Last week, the staff writers for MCB were asked whether this season was Rick Porcello‘s time to shine, or whether that opportunity rested more on the shoulders of Drew Smyly. I was one of the two writers who chose Smyly. This is not to say that I think Porcello will fail this season, more that Porcello has been in this situation before and this is Smyly’s first real shot. From what I’ve seen of Smyly, he doesn’t strike me as the kind of pitcher to let a chance like this pass him by.
Smyly must realize that the Doug Fister trade was made to give him a slot in the rotation, and I’m sure he wants to prove to the Tigers and their passionate fans that Dave Dombrowski made the right decision. That he is the man who you want to have the ball in a scary, late-game situation. That he can shut opponents down and fit in with the rest of the Tigers stellar, star studded rotation.
Who could forget his lights out performance in game 1 of the 2012 ALCS, coming in to close out a game that the Tigers should have had won in the ninth inning; until Jose Valverde imploded(again) and the offense took extra innings to reclaim a lead that never should have been lost. Smyly pitched the 11th and 12th innings that night, facing a struggling but powerful Yankees lineup that was poised to strike and fueled by their ninth inning rally. He gave up just one hit, struck out two, and after Delmon Young drove in Miguel Cabrera in the 12th inning to give the Tigers the lead, Smyly shut the door and took home his first post-season win in his first ever post season appearance. Those big innings, the innings that would turn the series in favor of either team on one mistake, were Smyly’s first ever innings in post season play.

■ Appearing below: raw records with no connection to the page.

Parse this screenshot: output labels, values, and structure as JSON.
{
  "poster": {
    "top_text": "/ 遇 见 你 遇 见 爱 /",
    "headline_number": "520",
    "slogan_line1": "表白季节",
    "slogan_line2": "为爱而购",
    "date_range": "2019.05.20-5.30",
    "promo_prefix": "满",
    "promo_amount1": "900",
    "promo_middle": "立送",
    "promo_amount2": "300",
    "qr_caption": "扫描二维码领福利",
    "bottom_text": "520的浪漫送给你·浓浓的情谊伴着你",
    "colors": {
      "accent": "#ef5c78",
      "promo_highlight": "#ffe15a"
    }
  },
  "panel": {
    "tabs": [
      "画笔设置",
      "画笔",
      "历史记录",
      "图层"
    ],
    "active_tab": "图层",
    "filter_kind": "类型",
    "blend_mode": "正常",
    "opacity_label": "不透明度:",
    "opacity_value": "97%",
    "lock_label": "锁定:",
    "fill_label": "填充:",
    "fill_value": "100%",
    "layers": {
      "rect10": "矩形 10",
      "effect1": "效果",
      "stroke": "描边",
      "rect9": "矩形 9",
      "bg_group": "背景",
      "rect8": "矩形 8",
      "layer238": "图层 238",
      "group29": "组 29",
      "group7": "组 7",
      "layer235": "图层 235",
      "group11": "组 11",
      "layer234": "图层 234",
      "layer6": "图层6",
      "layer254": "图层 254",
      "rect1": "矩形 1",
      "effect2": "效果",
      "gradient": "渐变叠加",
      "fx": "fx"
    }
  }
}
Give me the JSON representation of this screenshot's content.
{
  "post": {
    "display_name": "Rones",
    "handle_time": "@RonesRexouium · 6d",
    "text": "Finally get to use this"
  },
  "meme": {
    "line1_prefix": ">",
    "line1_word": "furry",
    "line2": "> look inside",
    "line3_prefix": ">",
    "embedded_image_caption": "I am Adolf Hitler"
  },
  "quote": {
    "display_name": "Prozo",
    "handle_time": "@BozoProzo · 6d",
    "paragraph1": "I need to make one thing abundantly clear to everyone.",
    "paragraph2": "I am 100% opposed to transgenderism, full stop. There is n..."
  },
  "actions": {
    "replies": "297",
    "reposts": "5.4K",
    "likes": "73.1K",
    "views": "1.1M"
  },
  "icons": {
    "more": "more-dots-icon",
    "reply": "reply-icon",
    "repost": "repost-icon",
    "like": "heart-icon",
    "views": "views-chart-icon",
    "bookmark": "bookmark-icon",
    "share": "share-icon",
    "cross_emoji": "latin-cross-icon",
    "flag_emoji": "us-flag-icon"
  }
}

To say that situation places a lot of stress and responsibility on the shoulders of a rookie pitcher would be an understatement, but Smyly was cool and calm. He kept focused on the prize, the W in parentheses by his name in the box score. More importantly, he showed in real time that his teammates and coaches could trust him with the ball in a nerve wracking situation.

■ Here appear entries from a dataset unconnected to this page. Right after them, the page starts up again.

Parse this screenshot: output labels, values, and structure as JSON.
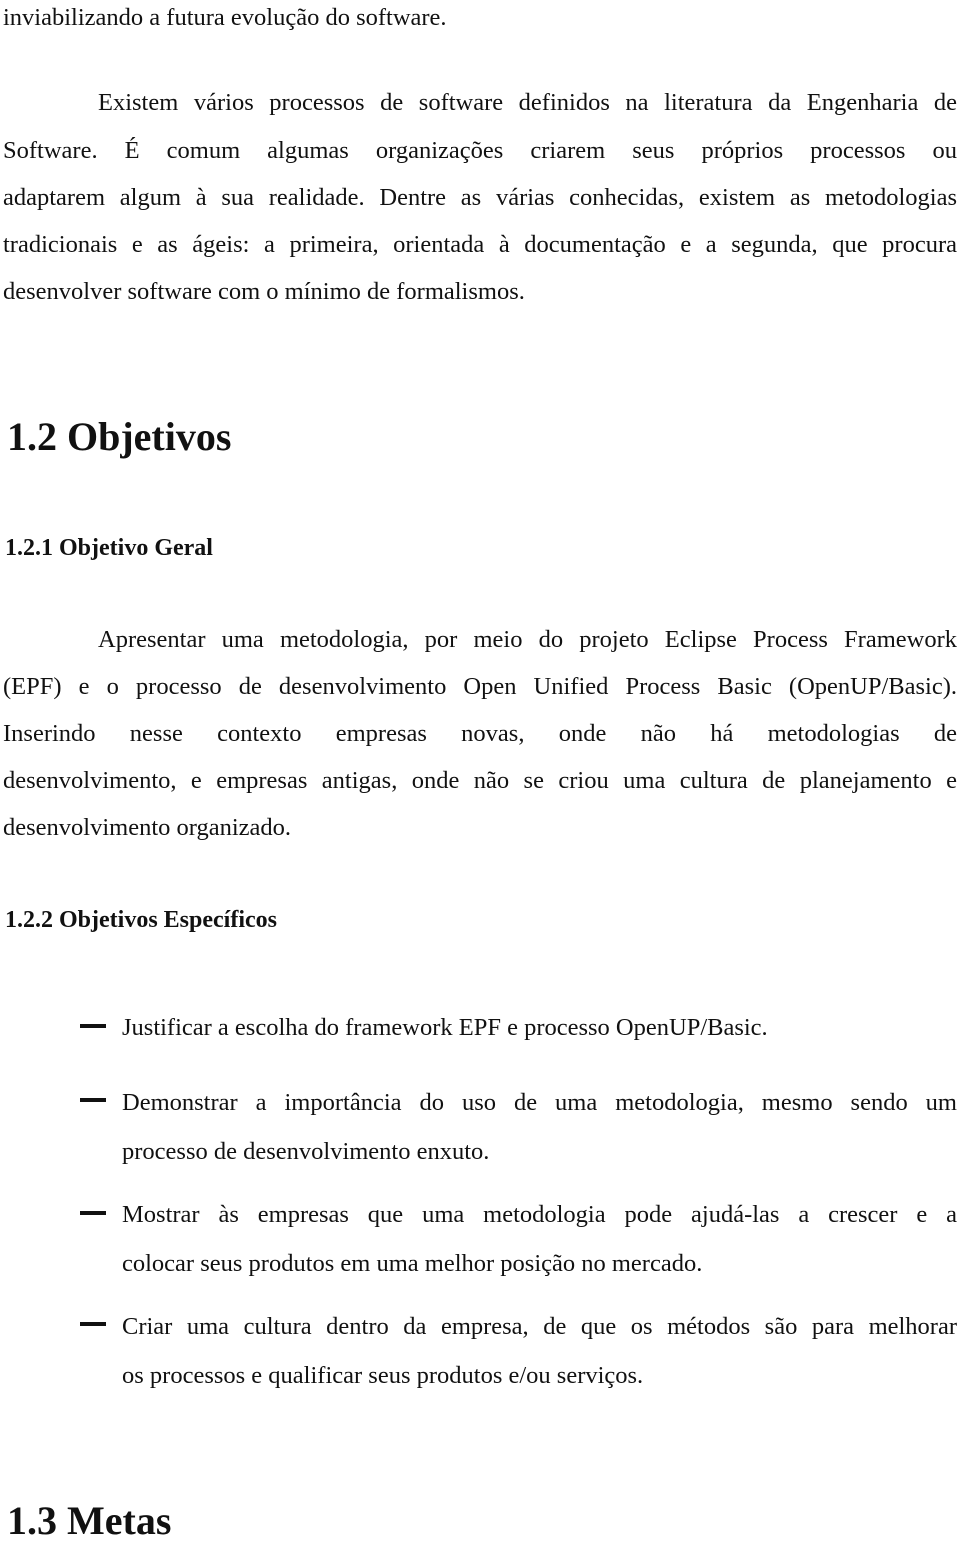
{
  "document": {
    "intro_tail": "inviabilizando a futura evolução do software.",
    "paragraph1_lines": [
      "Existem vários processos de software definidos na literatura da Engenharia de",
      "Software. É comum algumas organizações criarem seus próprios processos ou",
      "adaptarem algum à sua realidade. Dentre as várias conhecidas, existem as metodologias",
      "tradicionais e as ágeis: a primeira, orientada à documentação e a segunda, que procura",
      "desenvolver software com o mínimo de formalismos."
    ],
    "section_1_2": "1.2 Objetivos",
    "section_1_2_1": "1.2.1 Objetivo Geral",
    "paragraph2_lines": [
      "Apresentar uma metodologia, por meio do projeto Eclipse Process Framework",
      "(EPF) e o processo de desenvolvimento Open Unified Process Basic (OpenUP/Basic).",
      "Inserindo nesse contexto empresas novas, onde não há metodologias de",
      "desenvolvimento, e empresas antigas, onde não se criou uma cultura de planejamento e",
      "desenvolvimento organizado."
    ],
    "section_1_2_2": "1.2.2 Objetivos Específicos",
    "objectives": [
      {
        "lines": [
          "Justificar a escolha do framework EPF e processo OpenUP/Basic."
        ]
      },
      {
        "lines": [
          "Demonstrar a importância do uso de uma metodologia, mesmo sendo um",
          "processo de desenvolvimento enxuto."
        ]
      },
      {
        "lines": [
          "Mostrar às empresas que uma metodologia pode ajudá-las a crescer e a",
          "colocar seus produtos em uma melhor posição no mercado."
        ]
      },
      {
        "lines": [
          "Criar uma cultura dentro da empresa, de que os métodos são para melhorar",
          "os processos e qualificar seus produtos e/ou serviços."
        ]
      }
    ],
    "section_1_3": "1.3 Metas"
  }
}
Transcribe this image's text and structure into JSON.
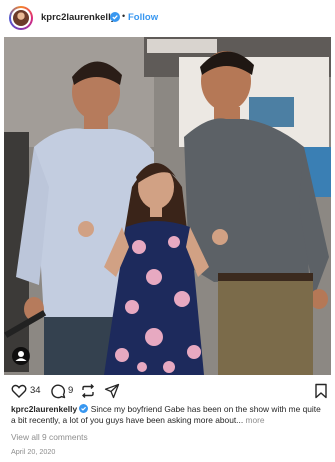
{
  "post": {
    "username": "kprc2laurenkelly",
    "follow_label": "Follow",
    "separator": "•",
    "likes": "34",
    "comments": "9",
    "caption_username": "kprc2laurenkelly",
    "caption_text": "Since my boyfriend Gabe has been on the show with me quite a bit recently, a lot of you guys have been asking more about...",
    "more_label": "more",
    "view_all_comments": "View all 9 comments",
    "date": "April 20, 2020"
  },
  "colors": {
    "link": "#3897f0",
    "text": "#262626",
    "muted": "#8e8e8e"
  },
  "icons": {
    "verified": "verified-badge-icon",
    "like": "heart-outline-icon",
    "comment": "comment-bubble-icon",
    "share": "share-arrows-icon",
    "send": "paper-plane-icon",
    "save": "bookmark-icon",
    "tag": "user-tag-icon"
  }
}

Smyly proved himself time and again last season, coming out of the bull pen, late in the game to protect a one run lead, and he did well. So well, in fact that he was easily one of the best left handed relievers in the league in 2013. With an ERA of 2.37 in 76 innings pitched, Smyly gave up only 17 walks and struck out 81, leaving him with a WHIP of 1.039 and a K/9 of 9.6. Pretty excellent stats for a pitcher who had to make the adjustment to the bull pen after losing the starting job in spring training.
This season, the ball is his from the start. He’s moving back to his natural, comfortable spot as a starter and he has something to prove. Not only to Dave Dombrowski, the Tigers’ brass, his coaches and teammates, and the fans. But to himself. Smyly is smart and he knows that a top 15 starter was given up for him, so that he could have his shot. The tenacity he showed that night in October of 2012 hasn’t diminished, and Smyly is prepared to take the mound, ready to show everyone, including himself, that the Dombrowski and Tigers got it right.